SHOOTING A SEQUENCE

Sequencing helps compress time in a video. If you videotape someone leaving their house, walking down a path, getting on their motorcycle and driving off, it might take a minute or more to show all the action in real-time. We don’t have that amount of time for our video, so we do a three-second shot of the subject coming out of the house, a two-second tight shot of his feet walking into and out of frame. A four second shot from behind of the subject walking up the bike. Then a shot of the subject sitting on the bike, cut to a tight shot of his foot kick-starting the engine. Then another tight shot of his hand revving the throttle. Finally, we get a shot of the subject riding off in the sunrise.

 

  1. If you are covering an activity that can be repeated, It is suggested your first shot is the "Master Shot". This is a good insurance shot. Then, if all else fails, you can just use the master!
  2. The master shot should be wide enough to show the whole action – which (if repeatable) should be recorded from beginning to end.
  3. As you get better at sequences you won't need to record the action from beginning to end.
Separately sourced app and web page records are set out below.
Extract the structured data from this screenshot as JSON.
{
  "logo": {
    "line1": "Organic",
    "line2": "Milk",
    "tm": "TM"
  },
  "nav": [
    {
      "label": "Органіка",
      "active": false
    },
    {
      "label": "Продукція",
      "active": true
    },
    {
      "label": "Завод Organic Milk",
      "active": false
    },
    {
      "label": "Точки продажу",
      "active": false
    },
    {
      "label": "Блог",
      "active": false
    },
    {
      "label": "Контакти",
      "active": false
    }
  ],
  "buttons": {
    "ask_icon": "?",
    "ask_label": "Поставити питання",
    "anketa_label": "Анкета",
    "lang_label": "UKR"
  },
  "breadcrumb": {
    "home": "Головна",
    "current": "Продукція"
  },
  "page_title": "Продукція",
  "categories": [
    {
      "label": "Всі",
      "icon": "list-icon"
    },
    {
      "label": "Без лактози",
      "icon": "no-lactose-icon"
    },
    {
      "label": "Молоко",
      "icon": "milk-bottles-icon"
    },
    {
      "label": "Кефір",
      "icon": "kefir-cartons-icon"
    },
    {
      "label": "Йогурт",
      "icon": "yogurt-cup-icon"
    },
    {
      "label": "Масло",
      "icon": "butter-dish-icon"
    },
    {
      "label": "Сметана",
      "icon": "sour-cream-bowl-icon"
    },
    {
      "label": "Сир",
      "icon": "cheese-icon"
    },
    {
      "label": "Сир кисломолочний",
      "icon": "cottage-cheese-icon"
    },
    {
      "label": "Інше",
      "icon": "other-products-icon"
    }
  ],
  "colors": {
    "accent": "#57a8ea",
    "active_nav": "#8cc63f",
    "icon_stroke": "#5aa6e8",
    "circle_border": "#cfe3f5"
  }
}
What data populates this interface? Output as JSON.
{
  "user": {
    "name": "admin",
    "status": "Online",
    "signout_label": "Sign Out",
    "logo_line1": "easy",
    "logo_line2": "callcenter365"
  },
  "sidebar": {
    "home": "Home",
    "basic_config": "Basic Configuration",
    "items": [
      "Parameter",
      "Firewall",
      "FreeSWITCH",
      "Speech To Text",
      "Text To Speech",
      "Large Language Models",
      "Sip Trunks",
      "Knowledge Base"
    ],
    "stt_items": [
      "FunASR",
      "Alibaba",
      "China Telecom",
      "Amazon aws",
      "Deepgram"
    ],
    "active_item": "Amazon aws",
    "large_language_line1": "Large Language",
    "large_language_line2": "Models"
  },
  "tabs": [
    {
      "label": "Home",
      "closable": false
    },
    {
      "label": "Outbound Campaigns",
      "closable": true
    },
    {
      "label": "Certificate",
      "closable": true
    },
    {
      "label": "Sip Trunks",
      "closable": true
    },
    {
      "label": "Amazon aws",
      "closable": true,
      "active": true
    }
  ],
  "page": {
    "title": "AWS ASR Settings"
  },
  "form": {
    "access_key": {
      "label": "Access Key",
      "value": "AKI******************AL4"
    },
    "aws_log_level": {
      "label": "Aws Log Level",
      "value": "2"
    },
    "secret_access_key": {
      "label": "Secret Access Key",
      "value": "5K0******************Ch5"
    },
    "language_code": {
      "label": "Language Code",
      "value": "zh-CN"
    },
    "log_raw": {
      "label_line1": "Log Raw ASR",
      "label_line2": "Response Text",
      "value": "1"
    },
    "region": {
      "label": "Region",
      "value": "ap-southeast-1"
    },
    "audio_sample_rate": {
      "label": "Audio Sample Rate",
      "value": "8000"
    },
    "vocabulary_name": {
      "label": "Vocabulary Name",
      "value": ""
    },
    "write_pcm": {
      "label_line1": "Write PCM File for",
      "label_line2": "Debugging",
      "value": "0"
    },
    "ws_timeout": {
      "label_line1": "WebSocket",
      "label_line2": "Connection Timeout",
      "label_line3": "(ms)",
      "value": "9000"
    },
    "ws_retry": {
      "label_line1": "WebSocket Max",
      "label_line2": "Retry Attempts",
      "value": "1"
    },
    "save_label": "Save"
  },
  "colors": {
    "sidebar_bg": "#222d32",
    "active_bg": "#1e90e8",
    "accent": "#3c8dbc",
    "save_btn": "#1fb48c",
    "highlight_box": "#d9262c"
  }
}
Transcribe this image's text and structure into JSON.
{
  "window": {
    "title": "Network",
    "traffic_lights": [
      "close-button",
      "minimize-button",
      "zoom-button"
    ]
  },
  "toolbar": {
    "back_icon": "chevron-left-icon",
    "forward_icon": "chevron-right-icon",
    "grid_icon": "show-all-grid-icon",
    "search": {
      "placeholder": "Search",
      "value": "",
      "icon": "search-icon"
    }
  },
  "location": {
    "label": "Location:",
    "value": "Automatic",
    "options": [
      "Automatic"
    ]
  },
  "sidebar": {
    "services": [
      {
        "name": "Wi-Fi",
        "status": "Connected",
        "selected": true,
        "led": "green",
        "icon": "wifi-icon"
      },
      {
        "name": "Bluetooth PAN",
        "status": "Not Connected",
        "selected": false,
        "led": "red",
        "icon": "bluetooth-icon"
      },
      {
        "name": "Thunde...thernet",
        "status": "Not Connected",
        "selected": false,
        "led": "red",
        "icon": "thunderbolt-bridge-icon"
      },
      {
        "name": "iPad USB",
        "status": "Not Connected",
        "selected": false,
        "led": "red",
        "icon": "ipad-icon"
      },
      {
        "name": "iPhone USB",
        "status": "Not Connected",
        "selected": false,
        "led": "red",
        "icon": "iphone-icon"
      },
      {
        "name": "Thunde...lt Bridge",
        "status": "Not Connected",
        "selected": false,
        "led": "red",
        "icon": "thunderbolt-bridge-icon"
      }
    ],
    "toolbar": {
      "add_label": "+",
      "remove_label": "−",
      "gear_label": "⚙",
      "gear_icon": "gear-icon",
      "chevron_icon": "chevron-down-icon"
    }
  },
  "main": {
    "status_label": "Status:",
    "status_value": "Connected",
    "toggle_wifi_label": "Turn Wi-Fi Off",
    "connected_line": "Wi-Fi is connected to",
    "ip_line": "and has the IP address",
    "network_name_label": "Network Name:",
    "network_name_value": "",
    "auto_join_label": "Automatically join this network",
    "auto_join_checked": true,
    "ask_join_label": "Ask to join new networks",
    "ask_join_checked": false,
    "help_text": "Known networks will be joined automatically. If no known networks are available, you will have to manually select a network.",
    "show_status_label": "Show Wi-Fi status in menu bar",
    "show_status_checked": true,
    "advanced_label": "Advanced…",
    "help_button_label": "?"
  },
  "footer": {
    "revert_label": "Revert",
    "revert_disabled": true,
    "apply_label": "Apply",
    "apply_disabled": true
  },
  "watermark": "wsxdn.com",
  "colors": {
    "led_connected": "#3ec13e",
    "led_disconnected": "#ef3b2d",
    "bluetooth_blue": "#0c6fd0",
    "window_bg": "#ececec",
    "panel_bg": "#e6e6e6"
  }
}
You'll know where you want to cut and therefore know when to: stop the action; change shot; and restart the action with some overlap.
  4. Keep a close eye on what the subject is doing – which hand did they use to pick up the phone – continuity errors can spoil a good sequence.
  5. You must offer the editor a variety of shots (at least three remember) – this entails changing either:
    » the camera lens angle e.g. wide shot, mid shot,close up
    » camera position e.g. over the shoulder, profile, head on
    » camera height e.g. high angle, eye height, low angle
  6. The average shot is about 4 seconds long. BUT, you must shoot enough to leave the editor some flexibility- as a general rule record shots that are at least 10 seconds long.
  7. Ensure that you record the complete action e.g. Frame up on a telephone, start recording and keep recording as the hand comes in to pick up the receiver - then put the receiver back - the hand goes out of shot - hold - then stop recording. Now your editor has flexibility to start (or end) the shot at any given point in the action.
  8. You must try not to cross the line. Be clear in your mind where the line of action runs and stay one side of the line.
  9. Don't forget to shoot the cutaways, e.g. if someone is using the photocopier, appropriate cutaways might be:
    » the buttons being pressed
    »
    the copy coming out of the machine
  10. Of your three sequence shots, the shot of your subject's face concentrating on what they are doing is very important. This can be edited in almost anywhere – and may get you over a continuity problem.
  11. If your subject is concentrating hard, then get in close. For simpler activities, an MCU will probably be sufficient.
  12. It doesn't look good to edit into or out of moving shots. Keep zooming, panning and tilting to a minimum. Hold the camera steady and let the subject provide the movement and visual interest.